**TRY IT:** Among the entries, find the lines with the string "true" and copy them.

--- DATA TO USE Enclosed Below ---

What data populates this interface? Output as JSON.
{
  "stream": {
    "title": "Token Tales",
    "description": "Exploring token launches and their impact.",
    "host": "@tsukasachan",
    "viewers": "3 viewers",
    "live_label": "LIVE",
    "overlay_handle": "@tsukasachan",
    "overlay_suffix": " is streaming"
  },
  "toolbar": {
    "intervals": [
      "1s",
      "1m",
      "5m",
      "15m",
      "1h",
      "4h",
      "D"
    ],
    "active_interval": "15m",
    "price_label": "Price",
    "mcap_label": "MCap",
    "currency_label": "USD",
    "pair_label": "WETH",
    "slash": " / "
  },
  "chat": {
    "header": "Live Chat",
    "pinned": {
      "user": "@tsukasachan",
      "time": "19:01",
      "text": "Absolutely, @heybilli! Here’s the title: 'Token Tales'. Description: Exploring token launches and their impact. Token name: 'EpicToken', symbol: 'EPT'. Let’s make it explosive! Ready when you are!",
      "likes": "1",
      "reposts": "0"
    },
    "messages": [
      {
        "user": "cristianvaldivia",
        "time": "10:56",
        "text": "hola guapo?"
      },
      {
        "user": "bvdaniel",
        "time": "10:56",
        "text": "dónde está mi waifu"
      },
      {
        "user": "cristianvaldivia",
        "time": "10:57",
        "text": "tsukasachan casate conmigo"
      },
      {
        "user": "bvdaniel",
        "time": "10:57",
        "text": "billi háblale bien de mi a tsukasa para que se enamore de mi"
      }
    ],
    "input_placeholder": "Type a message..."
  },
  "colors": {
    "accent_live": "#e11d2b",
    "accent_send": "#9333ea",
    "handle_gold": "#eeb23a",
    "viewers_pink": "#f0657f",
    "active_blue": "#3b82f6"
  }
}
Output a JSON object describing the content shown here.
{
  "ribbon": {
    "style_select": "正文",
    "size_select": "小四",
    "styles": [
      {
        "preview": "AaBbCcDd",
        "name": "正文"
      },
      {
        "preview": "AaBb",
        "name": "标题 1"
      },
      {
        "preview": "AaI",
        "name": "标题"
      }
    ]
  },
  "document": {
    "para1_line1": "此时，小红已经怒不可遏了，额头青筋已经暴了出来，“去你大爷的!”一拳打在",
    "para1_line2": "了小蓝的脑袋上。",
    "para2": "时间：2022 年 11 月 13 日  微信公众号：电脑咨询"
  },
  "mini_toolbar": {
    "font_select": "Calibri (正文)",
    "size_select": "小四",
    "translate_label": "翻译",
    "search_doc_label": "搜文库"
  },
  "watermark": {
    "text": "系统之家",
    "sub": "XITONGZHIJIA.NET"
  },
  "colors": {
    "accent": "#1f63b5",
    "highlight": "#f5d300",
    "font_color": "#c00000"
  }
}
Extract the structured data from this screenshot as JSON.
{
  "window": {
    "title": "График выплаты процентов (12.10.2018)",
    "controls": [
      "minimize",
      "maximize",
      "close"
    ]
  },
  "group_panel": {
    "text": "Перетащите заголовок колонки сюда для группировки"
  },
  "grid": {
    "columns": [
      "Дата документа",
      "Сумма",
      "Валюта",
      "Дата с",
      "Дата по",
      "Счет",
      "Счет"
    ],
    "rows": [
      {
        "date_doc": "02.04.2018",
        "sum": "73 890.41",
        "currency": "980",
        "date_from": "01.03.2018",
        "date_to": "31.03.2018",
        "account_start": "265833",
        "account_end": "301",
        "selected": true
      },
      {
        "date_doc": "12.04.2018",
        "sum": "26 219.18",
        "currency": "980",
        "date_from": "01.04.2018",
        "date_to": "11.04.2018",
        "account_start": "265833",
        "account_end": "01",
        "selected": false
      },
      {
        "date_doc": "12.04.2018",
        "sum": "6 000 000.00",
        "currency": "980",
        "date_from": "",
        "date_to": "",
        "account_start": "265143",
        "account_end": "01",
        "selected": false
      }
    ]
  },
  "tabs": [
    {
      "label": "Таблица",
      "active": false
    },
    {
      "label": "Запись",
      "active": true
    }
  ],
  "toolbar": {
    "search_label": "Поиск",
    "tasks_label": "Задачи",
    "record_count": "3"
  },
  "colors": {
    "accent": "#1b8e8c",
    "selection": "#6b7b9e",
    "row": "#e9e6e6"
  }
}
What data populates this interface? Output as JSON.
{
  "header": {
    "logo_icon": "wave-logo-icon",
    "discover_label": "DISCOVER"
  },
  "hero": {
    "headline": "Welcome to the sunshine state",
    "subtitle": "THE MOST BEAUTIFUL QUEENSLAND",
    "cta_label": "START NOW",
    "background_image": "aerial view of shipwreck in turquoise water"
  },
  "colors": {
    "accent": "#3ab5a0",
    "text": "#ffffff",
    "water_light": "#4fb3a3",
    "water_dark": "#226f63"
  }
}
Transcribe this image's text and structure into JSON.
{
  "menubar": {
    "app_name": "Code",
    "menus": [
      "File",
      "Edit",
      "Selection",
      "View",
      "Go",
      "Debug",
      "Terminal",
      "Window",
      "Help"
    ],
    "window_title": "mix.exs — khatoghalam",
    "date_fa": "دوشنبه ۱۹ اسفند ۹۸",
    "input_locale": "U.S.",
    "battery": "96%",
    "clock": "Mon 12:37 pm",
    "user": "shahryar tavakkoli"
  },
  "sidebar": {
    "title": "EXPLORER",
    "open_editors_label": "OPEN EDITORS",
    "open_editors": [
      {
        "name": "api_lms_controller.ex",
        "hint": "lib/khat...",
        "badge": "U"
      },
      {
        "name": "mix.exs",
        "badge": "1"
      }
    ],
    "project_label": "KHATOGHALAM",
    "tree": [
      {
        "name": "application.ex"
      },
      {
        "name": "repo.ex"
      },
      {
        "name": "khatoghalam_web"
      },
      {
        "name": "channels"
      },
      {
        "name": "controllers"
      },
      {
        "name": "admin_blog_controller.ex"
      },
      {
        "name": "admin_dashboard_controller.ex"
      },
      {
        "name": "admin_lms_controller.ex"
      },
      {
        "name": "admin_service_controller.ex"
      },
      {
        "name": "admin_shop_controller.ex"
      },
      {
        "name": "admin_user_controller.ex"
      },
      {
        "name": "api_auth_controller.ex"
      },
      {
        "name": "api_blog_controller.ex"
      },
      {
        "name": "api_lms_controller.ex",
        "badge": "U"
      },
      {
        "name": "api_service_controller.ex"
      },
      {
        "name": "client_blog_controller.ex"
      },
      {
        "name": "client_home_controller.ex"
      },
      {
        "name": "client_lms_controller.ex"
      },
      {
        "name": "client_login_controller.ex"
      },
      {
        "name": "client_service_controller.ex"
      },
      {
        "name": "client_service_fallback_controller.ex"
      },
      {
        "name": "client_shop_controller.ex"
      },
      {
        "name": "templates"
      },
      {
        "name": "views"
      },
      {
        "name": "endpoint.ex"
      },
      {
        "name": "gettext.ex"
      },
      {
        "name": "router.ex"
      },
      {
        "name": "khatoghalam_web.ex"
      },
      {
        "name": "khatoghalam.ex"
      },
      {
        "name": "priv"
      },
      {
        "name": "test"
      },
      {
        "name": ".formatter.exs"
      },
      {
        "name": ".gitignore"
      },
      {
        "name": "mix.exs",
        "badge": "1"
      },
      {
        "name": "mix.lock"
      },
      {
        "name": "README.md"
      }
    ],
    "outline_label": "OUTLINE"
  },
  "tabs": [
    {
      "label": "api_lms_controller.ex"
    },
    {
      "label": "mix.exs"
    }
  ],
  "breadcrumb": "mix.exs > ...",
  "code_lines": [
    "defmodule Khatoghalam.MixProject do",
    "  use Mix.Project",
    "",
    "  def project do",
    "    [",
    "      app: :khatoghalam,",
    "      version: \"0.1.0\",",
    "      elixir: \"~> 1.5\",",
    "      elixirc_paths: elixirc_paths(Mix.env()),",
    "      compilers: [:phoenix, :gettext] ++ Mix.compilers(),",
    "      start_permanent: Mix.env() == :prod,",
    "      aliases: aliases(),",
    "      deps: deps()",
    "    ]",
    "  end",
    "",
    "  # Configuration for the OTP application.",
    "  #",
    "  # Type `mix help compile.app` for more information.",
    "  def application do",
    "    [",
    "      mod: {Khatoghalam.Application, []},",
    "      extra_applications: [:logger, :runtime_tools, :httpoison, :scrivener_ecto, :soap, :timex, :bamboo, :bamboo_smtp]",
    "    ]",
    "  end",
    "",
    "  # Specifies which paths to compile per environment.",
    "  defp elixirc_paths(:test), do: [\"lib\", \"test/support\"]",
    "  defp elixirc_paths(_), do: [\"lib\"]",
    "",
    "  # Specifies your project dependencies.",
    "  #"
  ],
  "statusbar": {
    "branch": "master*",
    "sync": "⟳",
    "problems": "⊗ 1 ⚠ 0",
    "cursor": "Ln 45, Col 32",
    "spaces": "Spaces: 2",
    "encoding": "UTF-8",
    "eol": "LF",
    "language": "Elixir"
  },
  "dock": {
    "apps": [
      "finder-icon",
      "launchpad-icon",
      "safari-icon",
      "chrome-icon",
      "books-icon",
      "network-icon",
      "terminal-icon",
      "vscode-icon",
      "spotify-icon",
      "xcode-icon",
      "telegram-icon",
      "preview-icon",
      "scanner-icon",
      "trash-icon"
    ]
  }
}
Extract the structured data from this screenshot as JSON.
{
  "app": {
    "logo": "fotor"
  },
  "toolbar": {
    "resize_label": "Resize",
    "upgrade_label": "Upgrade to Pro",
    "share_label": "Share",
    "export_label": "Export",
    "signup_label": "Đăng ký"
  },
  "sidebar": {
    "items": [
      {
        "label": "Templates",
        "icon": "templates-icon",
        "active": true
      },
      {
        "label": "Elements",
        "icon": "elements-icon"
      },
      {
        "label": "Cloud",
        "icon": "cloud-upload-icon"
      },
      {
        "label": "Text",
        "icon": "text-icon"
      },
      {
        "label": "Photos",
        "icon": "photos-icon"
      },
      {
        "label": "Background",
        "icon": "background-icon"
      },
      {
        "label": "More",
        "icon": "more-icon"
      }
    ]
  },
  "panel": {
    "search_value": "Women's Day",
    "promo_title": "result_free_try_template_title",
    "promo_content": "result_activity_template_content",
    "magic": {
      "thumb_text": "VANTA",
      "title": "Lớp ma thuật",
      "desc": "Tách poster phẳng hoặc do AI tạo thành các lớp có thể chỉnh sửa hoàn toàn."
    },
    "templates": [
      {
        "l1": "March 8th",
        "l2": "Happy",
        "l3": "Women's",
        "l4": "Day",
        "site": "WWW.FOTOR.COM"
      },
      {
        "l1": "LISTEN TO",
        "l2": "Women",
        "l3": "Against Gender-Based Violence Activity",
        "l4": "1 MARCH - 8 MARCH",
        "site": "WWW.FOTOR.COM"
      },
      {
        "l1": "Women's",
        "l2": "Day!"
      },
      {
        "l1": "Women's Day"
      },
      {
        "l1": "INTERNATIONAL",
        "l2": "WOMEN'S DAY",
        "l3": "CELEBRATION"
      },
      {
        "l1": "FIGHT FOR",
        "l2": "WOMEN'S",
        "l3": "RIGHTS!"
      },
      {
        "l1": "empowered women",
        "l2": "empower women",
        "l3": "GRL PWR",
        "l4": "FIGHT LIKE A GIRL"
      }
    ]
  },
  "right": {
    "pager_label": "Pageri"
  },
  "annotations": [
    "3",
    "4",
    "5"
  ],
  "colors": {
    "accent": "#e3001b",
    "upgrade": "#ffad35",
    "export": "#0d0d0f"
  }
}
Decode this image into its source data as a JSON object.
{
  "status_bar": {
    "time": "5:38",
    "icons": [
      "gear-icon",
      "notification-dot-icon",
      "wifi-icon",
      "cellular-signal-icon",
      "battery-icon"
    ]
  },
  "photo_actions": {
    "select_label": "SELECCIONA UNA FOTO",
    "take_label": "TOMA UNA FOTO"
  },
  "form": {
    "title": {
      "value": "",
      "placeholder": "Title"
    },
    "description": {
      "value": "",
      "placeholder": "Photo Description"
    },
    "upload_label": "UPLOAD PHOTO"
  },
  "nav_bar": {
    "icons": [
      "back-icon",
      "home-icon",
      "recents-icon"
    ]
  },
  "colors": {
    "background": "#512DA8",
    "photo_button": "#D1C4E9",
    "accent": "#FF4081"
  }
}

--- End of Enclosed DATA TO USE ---

**RESPONSE TO THE TASK:**
        "selected": true
      "active": true
        "active": true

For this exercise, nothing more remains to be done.